Receiving negative news from their child’s school doesn’t help to build bridges. None of us like to receive negative feedback, so if the only time you contact a parent is when their child is in trouble – the outcome is going to be a negative relationship between the family and the school. This usually means the child and their education will suffer as a result.
How can school meaningfully involve parents in education?
Learning happens through interactions with teachers, parents, and peers. Parents want to know what is happening at school. This wish to know should not be taken as a wish to control. Knowing what their child is learning inspires family conversations about the experiences of parents around the topic. Shared experiences and informal conversations help children understand the topic better and, more importantly, answer the question “why do I have to learn this?”.
Parents often sincerely want to share their knowledge with their child’s school. It is a FREE untapped learning source for schools. Make a visit to one of the class parents workplace once per month or biweekly, and afterwards adjust learning curriculum for children to reflect on their impressions. Ask families which travel to interesting places share their travelling stories with the class, and later dive into the specific culture or geography topics deeper.
Effective parent involvement will not only help building a strong school community of teachers, learners AND parents. It will help developing positive relationships among the education stakeholders and bring the most current knowledge of the world which cannot be found in textbooks. Parent involvement is an undervalued opportunity for building a bridge to the future of education.
Let’s get down to the shortlists of efforts that can help schools meaninfully involve parents in education:
- Open a window into their child’s education – share information with the parents on the current projects.
- Share the positives their child is achieving.
- Encourage parents to read for or with their child.
- Help parents understand where their child needs help. Focus your feedback on learning skills, core attitudes, and growth mindset.
- Avoid giving homework for parents. It is the child who is on the educational journey.
- Encourage and invite parents to share their unique knowledge with the class.
- Build strong and inspiring community. It takes a village to raise a child.
If you are a parent, get involved in your child‘s learning journey wisely:
- Be there for your child.

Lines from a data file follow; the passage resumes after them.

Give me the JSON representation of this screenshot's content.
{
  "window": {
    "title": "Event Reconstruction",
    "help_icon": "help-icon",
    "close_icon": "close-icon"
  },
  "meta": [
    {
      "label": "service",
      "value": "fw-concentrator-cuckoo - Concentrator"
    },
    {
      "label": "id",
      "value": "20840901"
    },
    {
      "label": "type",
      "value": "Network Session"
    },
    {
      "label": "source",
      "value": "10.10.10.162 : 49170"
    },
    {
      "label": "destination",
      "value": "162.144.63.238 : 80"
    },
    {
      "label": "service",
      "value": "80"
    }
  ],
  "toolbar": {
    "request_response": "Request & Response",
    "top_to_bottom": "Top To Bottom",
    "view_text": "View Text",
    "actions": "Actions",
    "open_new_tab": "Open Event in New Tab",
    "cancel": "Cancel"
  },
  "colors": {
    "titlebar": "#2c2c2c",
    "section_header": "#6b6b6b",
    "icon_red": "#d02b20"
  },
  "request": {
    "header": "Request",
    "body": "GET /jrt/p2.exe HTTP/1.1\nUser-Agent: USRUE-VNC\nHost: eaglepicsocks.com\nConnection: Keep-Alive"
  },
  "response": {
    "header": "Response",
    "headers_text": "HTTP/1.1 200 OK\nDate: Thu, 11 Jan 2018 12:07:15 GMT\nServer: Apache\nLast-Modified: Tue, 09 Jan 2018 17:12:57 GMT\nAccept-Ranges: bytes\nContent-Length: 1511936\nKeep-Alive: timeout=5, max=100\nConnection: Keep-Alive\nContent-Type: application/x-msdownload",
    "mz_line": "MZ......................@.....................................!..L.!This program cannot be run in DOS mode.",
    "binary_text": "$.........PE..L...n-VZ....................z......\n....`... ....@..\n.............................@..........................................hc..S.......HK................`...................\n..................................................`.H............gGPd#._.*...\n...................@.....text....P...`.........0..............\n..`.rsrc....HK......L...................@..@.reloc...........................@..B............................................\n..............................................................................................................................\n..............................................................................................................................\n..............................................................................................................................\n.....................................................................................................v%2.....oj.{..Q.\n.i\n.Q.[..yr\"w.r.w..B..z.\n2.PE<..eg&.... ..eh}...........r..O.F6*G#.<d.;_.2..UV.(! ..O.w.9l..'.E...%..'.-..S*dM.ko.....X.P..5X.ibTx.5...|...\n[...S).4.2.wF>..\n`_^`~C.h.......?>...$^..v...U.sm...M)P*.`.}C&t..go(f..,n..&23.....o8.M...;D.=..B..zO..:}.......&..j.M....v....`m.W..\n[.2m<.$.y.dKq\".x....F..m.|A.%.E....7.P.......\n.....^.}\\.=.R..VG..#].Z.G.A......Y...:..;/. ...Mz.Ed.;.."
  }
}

- Focus on developing the right attitudes, skills, and habbits for life.
- Bring your unique knowledge and experience to your child’s school.
- Consult with the teachers what tools and toys you can use at home to align learning and play experiences.
- Play your child’s favorite games.
- Find a playful way to share your unique knowledge with the child.
- Suggest your child that learning happens both inside and outside school, both from teachers and from other people, even their peers.
“Children are the living messages we send to a time we will not see”. John F. Kenedy